■ What is needed: Reproduce the records below in full and exactly, without their images.

Data about app and page elements
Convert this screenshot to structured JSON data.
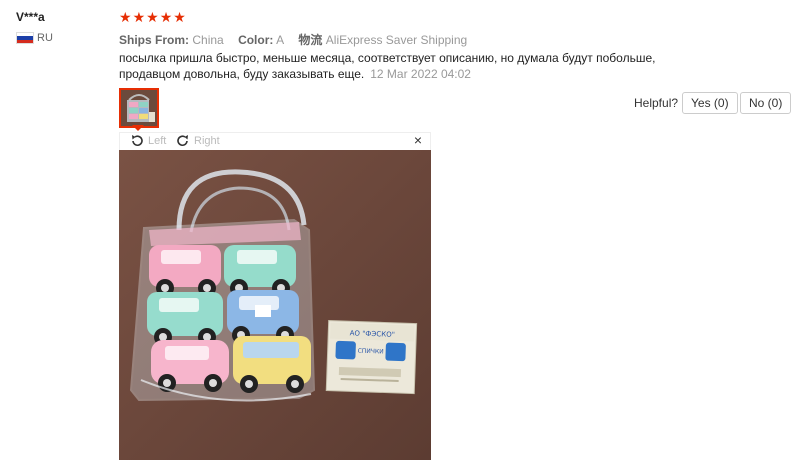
{
  "reviewer": {
    "name": "V***a",
    "country": "RU"
  },
  "rating": {
    "stars": 5,
    "color": "#e62e04"
  },
  "order_info": {
    "ships_from_label": "Ships From:",
    "ships_from_value": "China",
    "color_label": "Color:",
    "color_value": "A",
    "shipping_label": "物流",
    "shipping_value": "AliExpress Saver Shipping"
  },
  "review": {
    "text": "посылка пришла быстро, меньше месяца, соответствует описанию, но думала будут побольше, продавцом довольна, буду заказывать еще.",
    "date": "12 Mar 2022 04:02"
  },
  "helpful": {
    "label": "Helpful?",
    "yes_label": "Yes (0)",
    "no_label": "No (0)"
  },
  "viewer": {
    "rotate_left_label": "Left",
    "rotate_right_label": "Right",
    "close_label": "×"
  },
  "photo": {
    "subject": "toy-cars-in-bag-with-matchbox",
    "matchbox_brand": "АО \"ФЭСКО\"",
    "matchbox_label": "СПИЧКИ"
  }
}
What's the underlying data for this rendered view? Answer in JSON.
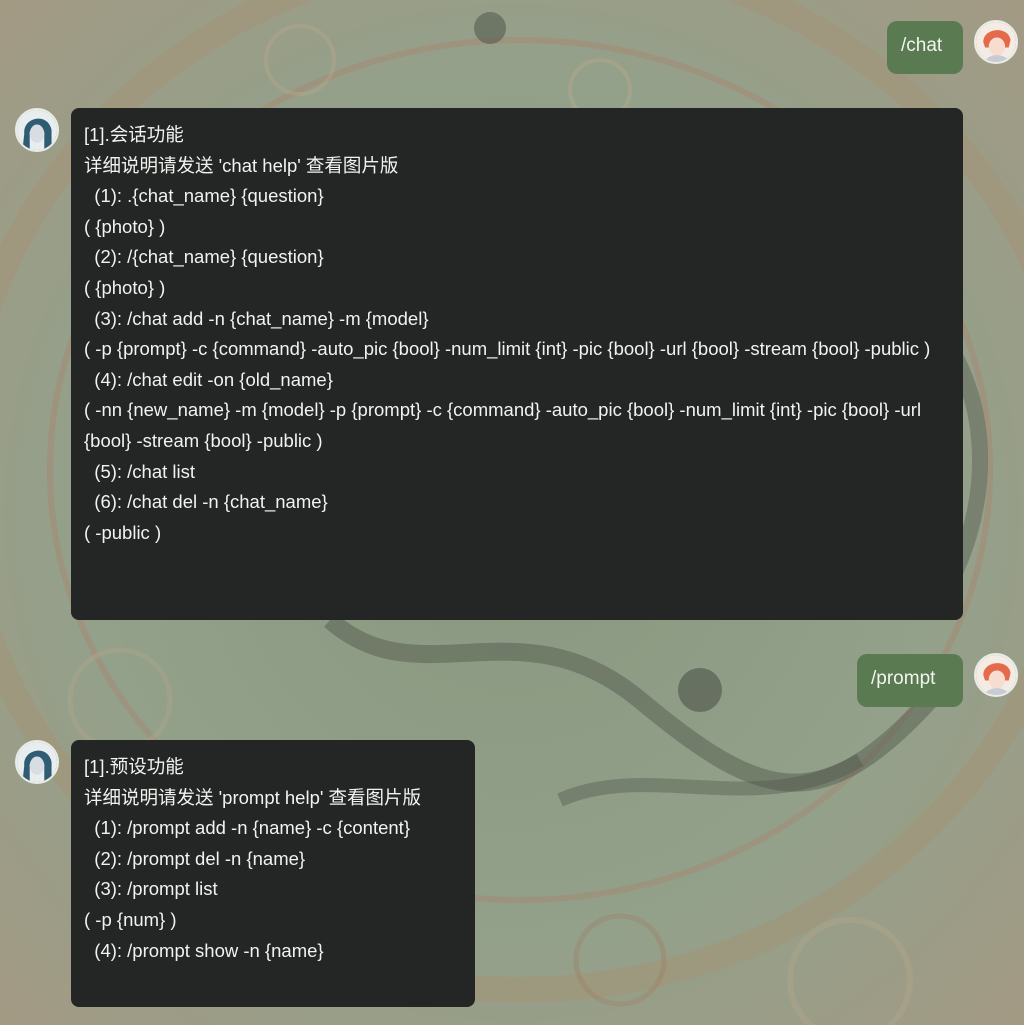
{
  "background_colors": {
    "base": "#8f9a86",
    "bot_bubble": "#232624",
    "user_bubble": "#5a7a52",
    "text": "#f2f2f0"
  },
  "messages": [
    {
      "role": "user",
      "avatar_icon": "user-avatar-icon",
      "text": "/chat"
    },
    {
      "role": "bot",
      "avatar_icon": "bot-avatar-icon",
      "lines": [
        "[1].会话功能",
        "详细说明请发送 'chat help' 查看图片版",
        "  (1): .{chat_name} {question}",
        "( {photo} )",
        "  (2): /{chat_name} {question}",
        "( {photo} )",
        "  (3): /chat add -n {chat_name} -m {model}",
        "( -p {prompt} -c {command} -auto_pic {bool} -num_limit {int} -pic {bool} -url {bool} -stream {bool} -public )",
        "  (4): /chat edit -on {old_name}",
        "( -nn {new_name} -m {model} -p {prompt} -c {command} -auto_pic {bool} -num_limit {int} -pic {bool} -url {bool} -stream {bool} -public )",
        "  (5): /chat list",
        "  (6): /chat del -n {chat_name}",
        "( -public )"
      ]
    },
    {
      "role": "user",
      "avatar_icon": "user-avatar-icon",
      "text": "/prompt"
    },
    {
      "role": "bot",
      "avatar_icon": "bot-avatar-icon",
      "lines": [
        "[1].预设功能",
        "详细说明请发送 'prompt help' 查看图片版",
        "  (1): /prompt add -n {name} -c {content}",
        "  (2): /prompt del -n {name}",
        "  (3): /prompt list",
        "( -p {num} )",
        "  (4): /prompt show -n {name}"
      ]
    }
  ]
}
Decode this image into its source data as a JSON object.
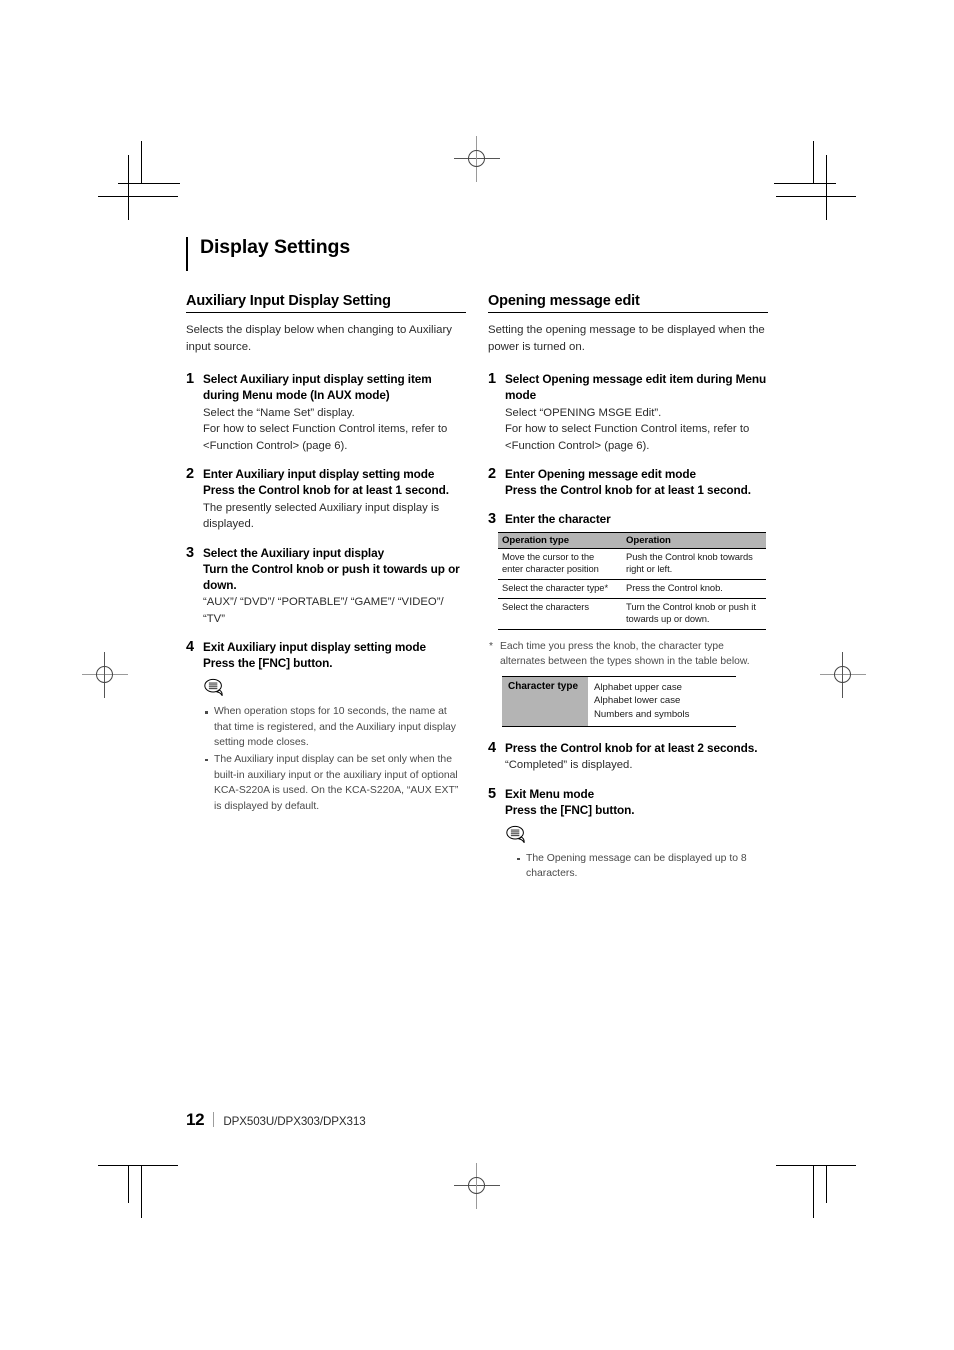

■ Exercise solution:
Convert this screenshot to structured JSON data.
{
  "reviewer": {
    "name": "V***a",
    "country": "RU"
  },
  "rating": {
    "stars": 5,
    "color": "#e62e04"
  },
  "order_info": {
    "ships_from_label": "Ships From:",
    "ships_from_value": "China",
    "color_label": "Color:",
    "color_value": "A",
    "shipping_label": "物流",
    "shipping_value": "AliExpress Saver Shipping"
  },
  "review": {
    "text": "посылка пришла быстро, меньше месяца, соответствует описанию, но думала будут побольше, продавцом довольна, буду заказывать еще.",
    "date": "12 Mar 2022 04:02"
  },
  "helpful": {
    "label": "Helpful?",
    "yes_label": "Yes (0)",
    "no_label": "No (0)"
  },
  "viewer": {
    "rotate_left_label": "Left",
    "rotate_right_label": "Right",
    "close_label": "×"
  },
  "photo": {
    "subject": "toy-cars-in-bag-with-matchbox",
    "matchbox_brand": "АО \"ФЭСКО\"",
    "matchbox_label": "СПИЧКИ"
  }
}
What's the underlying data for this rendered view? Answer in JSON.
{
  "background_colors": {
    "base": "#8f9a86",
    "bot_bubble": "#232624",
    "user_bubble": "#5a7a52",
    "text": "#f2f2f0"
  },
  "messages": [
    {
      "role": "user",
      "avatar_icon": "user-avatar-icon",
      "text": "/chat"
    },
    {
      "role": "bot",
      "avatar_icon": "bot-avatar-icon",
      "lines": [
        "[1].会话功能",
        "详细说明请发送 'chat help' 查看图片版",
        "  (1): .{chat_name} {question}",
        "( {photo} )",
        "  (2): /{chat_name} {question}",
        "( {photo} )",
        "  (3): /chat add -n {chat_name} -m {model}",
        "( -p {prompt} -c {command} -auto_pic {bool} -num_limit {int} -pic {bool} -url {bool} -stream {bool} -public )",
        "  (4): /chat edit -on {old_name}",
        "( -nn {new_name} -m {model} -p {prompt} -c {command} -auto_pic {bool} -num_limit {int} -pic {bool} -url {bool} -stream {bool} -public )",
        "  (5): /chat list",
        "  (6): /chat del -n {chat_name}",
        "( -public )"
      ]
    },
    {
      "role": "user",
      "avatar_icon": "user-avatar-icon",
      "text": "/prompt"
    },
    {
      "role": "bot",
      "avatar_icon": "bot-avatar-icon",
      "lines": [
        "[1].预设功能",
        "详细说明请发送 'prompt help' 查看图片版",
        "  (1): /prompt add -n {name} -c {content}",
        "  (2): /prompt del -n {name}",
        "  (3): /prompt list",
        "( -p {num} )",
        "  (4): /prompt show -n {name}"
      ]
    }
  ]
}
Decode this image into its source data as a JSON object.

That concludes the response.